India seizes $725 million from Xiaomi

India has seized assets worth approximately $725 million from Xiaomi India after the country’s anti-money laundering agency found the subsidiary had broken local foreign exchange laws. According to Reuters, India’s Enforcement Directorate announced Saturday it recently determined Xiaomi had made illegal remittances when it attempted to pass off some transfers as royalty payments.

That money went to three foreign companies, including one under the wider Xiaomi banner. The Enforcement Directorate found Xiaomi designed the payments to benefit itself. "Such huge amounts in the name of royalties were remitted on the instructions of their Chinese parent group entities," the agency said. The Indian Enforcement Directorate began investigating the subsidiary, among a handful of other local Chinese firms, last December. It accused Xiaomi of providing “misleading information to the banks while remitting the money abroad.”

— Xiaomi India (@XiaomiIndia) April 30, 2022

On Twitter, Xiaomi said it believes its payments were legitimate. "These royalty payments that Xiaomi India made were for the in-licensed technologies and IPs used in our Indian version products,” the company stated. “We are committed to working closely with government authorities to clarify any misunderstandings." We’ve reached out to the company for additional information and comment.

As of last year, Xiaomi was India’s leading smartphone manufacturer, with a dominant 24 percent share of the market. But like many Chinese firms in India, it has recently been forced to navigate a regulatory regime that has become less welcoming of Chinese business interests.
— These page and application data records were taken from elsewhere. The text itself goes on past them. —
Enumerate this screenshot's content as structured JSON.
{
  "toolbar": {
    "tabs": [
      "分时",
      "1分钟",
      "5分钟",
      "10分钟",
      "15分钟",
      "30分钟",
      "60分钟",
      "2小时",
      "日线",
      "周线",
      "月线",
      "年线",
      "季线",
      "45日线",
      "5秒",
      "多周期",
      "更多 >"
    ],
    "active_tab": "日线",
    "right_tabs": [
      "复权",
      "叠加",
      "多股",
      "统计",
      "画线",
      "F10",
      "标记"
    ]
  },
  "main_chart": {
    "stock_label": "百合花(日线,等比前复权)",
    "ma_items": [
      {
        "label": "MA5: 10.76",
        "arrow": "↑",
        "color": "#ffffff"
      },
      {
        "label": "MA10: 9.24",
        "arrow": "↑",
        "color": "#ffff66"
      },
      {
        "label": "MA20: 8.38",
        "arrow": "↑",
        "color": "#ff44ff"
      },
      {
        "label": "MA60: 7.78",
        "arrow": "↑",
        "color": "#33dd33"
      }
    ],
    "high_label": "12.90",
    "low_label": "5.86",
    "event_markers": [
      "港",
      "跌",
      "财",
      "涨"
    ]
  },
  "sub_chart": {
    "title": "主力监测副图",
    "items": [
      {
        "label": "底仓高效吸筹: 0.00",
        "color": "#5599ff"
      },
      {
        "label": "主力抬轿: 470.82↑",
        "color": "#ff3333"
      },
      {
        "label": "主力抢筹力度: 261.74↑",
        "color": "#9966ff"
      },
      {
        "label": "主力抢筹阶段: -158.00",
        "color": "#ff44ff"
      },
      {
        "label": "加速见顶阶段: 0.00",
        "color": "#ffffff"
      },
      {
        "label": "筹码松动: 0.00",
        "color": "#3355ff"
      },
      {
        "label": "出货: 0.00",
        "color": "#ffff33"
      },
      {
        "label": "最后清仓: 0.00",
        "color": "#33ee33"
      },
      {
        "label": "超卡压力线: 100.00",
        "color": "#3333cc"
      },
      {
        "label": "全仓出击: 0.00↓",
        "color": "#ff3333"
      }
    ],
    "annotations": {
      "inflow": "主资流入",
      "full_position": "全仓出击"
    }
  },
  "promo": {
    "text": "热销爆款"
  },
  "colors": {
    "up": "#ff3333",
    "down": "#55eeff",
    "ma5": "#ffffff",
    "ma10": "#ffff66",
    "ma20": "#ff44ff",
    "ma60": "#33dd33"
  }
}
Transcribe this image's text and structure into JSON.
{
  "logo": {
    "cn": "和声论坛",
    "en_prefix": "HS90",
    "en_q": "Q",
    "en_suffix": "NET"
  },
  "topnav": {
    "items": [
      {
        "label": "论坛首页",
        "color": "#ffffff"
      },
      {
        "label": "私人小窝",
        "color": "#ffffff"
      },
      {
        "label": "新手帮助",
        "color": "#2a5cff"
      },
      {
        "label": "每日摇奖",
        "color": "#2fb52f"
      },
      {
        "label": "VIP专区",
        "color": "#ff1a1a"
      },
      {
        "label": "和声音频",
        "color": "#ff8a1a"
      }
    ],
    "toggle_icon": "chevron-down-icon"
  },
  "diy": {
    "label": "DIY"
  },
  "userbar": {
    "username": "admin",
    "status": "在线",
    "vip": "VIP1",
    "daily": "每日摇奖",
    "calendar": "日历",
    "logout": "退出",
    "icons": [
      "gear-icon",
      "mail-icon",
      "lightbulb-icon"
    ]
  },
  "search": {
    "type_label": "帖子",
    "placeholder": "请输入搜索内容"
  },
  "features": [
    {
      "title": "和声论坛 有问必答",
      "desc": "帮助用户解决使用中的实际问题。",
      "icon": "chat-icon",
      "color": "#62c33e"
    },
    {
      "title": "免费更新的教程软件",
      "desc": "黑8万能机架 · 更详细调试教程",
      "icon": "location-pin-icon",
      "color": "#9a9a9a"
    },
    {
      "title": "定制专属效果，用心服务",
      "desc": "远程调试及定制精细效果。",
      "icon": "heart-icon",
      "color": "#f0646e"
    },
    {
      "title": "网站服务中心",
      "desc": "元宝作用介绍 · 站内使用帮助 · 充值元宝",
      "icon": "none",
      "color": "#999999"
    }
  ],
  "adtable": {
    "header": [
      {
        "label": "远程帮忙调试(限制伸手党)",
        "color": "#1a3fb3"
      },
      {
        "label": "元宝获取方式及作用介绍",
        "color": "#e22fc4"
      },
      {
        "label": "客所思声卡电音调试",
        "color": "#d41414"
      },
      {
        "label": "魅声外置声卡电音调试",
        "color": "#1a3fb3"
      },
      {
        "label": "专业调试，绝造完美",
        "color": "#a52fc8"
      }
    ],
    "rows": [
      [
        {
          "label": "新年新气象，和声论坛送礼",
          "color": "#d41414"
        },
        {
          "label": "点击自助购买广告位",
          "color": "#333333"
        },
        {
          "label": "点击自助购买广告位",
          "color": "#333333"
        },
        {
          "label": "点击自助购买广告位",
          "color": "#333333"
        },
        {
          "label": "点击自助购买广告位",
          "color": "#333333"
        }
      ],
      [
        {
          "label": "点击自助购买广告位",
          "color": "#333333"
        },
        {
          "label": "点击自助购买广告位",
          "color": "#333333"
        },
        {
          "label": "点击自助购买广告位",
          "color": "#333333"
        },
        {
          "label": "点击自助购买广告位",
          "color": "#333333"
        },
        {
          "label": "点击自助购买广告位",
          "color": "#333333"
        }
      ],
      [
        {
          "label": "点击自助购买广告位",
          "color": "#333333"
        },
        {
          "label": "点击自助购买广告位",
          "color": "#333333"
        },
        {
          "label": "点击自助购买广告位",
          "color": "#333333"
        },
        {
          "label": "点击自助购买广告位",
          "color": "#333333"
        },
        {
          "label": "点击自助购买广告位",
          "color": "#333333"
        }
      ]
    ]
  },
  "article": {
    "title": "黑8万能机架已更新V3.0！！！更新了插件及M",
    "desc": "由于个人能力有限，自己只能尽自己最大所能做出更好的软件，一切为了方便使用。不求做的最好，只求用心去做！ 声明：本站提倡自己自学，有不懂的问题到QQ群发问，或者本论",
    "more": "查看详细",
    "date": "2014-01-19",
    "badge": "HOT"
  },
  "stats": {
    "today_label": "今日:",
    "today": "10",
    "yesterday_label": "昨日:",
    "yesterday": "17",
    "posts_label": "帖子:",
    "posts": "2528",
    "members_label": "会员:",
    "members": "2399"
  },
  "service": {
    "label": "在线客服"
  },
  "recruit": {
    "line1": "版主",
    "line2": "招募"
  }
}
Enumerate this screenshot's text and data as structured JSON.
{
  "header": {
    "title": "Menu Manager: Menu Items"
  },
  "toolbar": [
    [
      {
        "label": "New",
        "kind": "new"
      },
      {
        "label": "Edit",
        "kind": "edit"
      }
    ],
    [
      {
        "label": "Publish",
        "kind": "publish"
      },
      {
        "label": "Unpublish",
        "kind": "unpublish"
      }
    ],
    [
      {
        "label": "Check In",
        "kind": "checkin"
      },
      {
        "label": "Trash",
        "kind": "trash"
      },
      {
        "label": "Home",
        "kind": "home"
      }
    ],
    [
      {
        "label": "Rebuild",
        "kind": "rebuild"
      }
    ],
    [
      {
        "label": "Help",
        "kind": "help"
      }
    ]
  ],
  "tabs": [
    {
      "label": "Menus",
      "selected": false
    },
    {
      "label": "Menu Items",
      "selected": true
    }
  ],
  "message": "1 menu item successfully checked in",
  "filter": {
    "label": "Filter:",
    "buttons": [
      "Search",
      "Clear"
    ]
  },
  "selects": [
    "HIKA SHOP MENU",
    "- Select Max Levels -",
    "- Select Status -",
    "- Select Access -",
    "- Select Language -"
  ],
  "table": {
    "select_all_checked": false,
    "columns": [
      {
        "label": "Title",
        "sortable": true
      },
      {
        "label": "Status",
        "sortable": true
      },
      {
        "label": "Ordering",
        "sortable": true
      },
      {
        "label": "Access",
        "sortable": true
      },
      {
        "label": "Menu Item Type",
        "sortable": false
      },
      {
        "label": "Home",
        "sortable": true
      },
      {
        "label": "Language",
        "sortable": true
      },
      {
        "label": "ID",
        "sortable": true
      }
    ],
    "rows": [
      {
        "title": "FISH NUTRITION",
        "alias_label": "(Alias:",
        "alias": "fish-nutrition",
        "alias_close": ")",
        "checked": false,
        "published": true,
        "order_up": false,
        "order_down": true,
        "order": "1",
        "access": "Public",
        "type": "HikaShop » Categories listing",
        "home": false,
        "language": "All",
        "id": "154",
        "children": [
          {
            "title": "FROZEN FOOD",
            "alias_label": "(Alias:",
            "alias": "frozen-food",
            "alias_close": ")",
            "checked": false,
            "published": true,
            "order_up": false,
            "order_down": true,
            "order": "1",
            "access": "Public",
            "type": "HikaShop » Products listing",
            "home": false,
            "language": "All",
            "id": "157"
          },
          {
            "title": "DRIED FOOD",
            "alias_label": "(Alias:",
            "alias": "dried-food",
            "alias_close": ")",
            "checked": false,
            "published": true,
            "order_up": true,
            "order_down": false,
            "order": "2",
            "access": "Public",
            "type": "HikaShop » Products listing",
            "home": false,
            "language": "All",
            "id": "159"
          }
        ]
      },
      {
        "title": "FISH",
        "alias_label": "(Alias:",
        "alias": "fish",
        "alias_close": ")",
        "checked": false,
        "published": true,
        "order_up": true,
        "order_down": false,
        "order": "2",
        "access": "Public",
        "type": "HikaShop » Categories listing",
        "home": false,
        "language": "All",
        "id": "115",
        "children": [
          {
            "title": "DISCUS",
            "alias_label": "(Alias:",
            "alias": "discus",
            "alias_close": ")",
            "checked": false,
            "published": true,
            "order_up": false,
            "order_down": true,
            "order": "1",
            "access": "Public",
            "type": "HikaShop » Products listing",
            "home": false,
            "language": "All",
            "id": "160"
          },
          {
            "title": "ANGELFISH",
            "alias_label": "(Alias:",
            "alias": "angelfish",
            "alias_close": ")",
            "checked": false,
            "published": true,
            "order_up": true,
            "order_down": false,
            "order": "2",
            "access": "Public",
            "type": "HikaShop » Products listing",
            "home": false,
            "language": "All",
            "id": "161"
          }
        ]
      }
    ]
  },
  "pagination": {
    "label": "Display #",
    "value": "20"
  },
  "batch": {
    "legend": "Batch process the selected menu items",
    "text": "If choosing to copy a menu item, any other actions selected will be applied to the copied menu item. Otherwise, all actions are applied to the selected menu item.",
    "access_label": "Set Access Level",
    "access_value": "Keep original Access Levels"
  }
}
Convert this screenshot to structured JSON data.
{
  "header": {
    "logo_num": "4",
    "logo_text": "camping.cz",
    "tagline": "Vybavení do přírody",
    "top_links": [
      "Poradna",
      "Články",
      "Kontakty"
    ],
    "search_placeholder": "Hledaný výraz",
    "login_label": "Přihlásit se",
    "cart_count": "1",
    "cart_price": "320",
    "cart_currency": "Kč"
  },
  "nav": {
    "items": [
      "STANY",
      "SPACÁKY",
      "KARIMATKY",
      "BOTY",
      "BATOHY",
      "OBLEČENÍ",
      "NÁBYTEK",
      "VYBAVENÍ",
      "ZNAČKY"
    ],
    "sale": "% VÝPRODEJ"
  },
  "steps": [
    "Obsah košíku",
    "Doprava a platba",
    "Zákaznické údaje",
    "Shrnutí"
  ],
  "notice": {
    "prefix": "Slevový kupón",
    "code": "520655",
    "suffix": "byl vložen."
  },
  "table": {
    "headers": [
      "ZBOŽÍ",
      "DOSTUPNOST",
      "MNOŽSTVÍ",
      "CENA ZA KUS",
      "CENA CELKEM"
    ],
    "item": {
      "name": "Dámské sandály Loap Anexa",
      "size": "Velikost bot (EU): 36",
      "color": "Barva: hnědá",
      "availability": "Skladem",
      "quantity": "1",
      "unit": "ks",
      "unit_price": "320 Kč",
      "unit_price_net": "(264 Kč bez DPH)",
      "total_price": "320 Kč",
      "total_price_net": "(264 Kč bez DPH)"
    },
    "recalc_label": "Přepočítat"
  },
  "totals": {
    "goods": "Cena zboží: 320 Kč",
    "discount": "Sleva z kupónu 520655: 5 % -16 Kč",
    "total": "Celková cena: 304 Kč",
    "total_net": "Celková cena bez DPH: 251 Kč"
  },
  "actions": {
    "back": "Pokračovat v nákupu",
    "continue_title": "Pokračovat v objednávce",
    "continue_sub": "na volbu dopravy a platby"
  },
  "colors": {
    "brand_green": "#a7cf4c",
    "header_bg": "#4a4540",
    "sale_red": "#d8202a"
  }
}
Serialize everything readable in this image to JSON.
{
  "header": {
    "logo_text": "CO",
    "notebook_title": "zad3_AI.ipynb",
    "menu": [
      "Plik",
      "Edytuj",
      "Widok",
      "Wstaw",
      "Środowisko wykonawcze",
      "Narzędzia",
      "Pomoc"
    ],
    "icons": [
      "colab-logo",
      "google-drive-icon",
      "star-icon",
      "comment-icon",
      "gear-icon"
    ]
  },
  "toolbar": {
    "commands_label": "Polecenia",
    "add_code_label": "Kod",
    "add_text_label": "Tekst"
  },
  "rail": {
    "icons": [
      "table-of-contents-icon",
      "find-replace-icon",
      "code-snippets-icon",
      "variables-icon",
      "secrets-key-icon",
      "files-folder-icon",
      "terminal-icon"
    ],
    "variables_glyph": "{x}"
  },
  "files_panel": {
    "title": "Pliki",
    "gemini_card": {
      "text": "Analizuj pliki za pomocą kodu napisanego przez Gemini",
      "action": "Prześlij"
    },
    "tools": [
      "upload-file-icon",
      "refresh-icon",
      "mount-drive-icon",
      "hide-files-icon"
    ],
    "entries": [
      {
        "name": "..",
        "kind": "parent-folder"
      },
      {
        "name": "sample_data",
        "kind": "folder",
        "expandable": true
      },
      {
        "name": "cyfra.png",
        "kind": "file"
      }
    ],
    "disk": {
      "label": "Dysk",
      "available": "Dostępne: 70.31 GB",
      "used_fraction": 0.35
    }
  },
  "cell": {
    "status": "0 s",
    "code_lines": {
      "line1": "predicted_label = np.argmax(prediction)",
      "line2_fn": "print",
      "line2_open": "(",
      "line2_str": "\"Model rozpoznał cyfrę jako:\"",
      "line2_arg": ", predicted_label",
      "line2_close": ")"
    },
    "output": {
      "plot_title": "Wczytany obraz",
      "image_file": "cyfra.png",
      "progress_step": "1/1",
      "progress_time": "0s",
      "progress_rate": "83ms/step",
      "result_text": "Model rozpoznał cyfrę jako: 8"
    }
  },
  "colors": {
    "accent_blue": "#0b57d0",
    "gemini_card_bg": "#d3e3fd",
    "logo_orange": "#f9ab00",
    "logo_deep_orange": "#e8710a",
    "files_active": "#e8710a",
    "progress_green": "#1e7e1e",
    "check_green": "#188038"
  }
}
In 2021, India temporarily banned TikTok following the country’s border dispute with China and later reportedly withheld WiFi device approvals to encourage domestic production.